In psychoanalysis, the satisfaction of instinctual needs through awareness of and adjustment to environmental demands.

reality principle

n
(Psychoanalysis) psychoanal control of behaviour by the ego to meet the conditions imposed by the external world

real′ity prin`ciple



n.
Psychoanal. the realization that gratification must sometimes be deferred or forgone.
[1920–25]
ThesaurusAntonymsRelated WordsSynonymsLegend:
Noun1.reality principle - (psychoanalysis) the governing principle of the ego; the principle that as a child grows it becomes aware of the real environment and the need to accommodate to it
depth psychology, psychoanalysis, analysis - a set of techniques for exploring underlying motives and a method of treating various mental disorders; based on the theories of Sigmund Freud; "his physician recommended psychoanalysis"
principle - a basic truth or law or assumption; "the principles of democracy"
pleasure principle, pleasure-pain principle, pleasure-unpleasure principle - (psychoanalysis) the governing principle of the id; the principle that an infant seeks gratification and fails to distinguish fantasy from reality
Translations

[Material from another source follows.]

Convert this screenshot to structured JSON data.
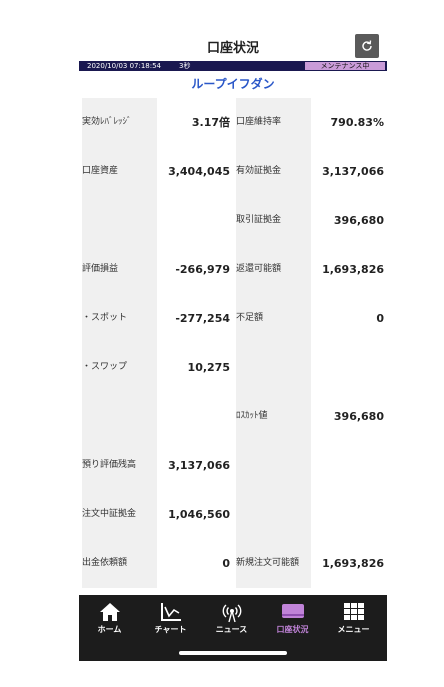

re·al·i·ty prin·ci·ple

n. principio de realidad, método de orientación del paciente hacia el mundo externo para provocar el reconocimiento de objetos y actividades olvidadas, esp. dirigido a personas severamente desorientadas.
References in periodicals archive ?
However, according to Jack Welch, former CEO of General Electric and Leadership development guru, the most vital quality of leadership is the reality principle which says that you deal with the world as it is, not as you wish it were.
The shift in the reality principle signaling the advent of the postmodern epoch is conditioned by the spread and ubiquitous presence of electronic media in postindustrial societies.
As adults, we intrinsically develop the reality principle, which is the counterpart to the pleasure principle.
More than 100 years ago, the founder of psychoanalysis, Sigmund Freud, observed that powerful personal wishes and desires (the Pleasure Principle) and the rules of the world in which we live (the Reality Principle) were in constant conflict.
Speaking of the Knight of the Sorrowful Countenance, as Don Quixote was dubbed by one of the novel's characters, Bloom wrote: "He is at war with Freud's reality principle, which accepts the necessity of dying.
Where Lacan, following Freud, 'rejected the idea of describing symptoms separately from the subjective lived experience of insanity' (p25) the explosion of the therapy movement in America brings with it an amoral foregrounding of the reality principle, ubiquitous pharmacology and the integration of psychiatric facilities with the prison system.
They represent what Freud called the "reality principle," whereas the "pleasure principle" is for children/workers.
And in the end, it is confronting the Reality Principle that makes true adults of us all.
The most relevant principles foreseen in the Brazilian employment legislation are: Equal treatment of workers regardless of type of work; no option to waive employee rights; no detrimental changes to salary or benefits into existing employment agreements; and agreements depend on real-life conditions ("the reality principle"), not what is laid out in writing.
(19) Marcuse argues against Freud's belief that the reality principle supersedes the pleasure principle, thereby making a nonrepressive society impossible.
As a result the "reality principle" has taken hold; the maintenance of the US Empire requires modification of tactics and strategies, to cut political, military and diplomatic losses (1).
In Eros and Civilization, the body is central to the dialectic that plays out between the pleasure principle and the historically specific reality principle that Marcuse calls the "performance principle." This latter principle determines what is considered necessary, axiomatic, or "real" in the current historic period, and "under its rule society is stratified according to the competitive economic performances of its members" (Marcuse 1974:44).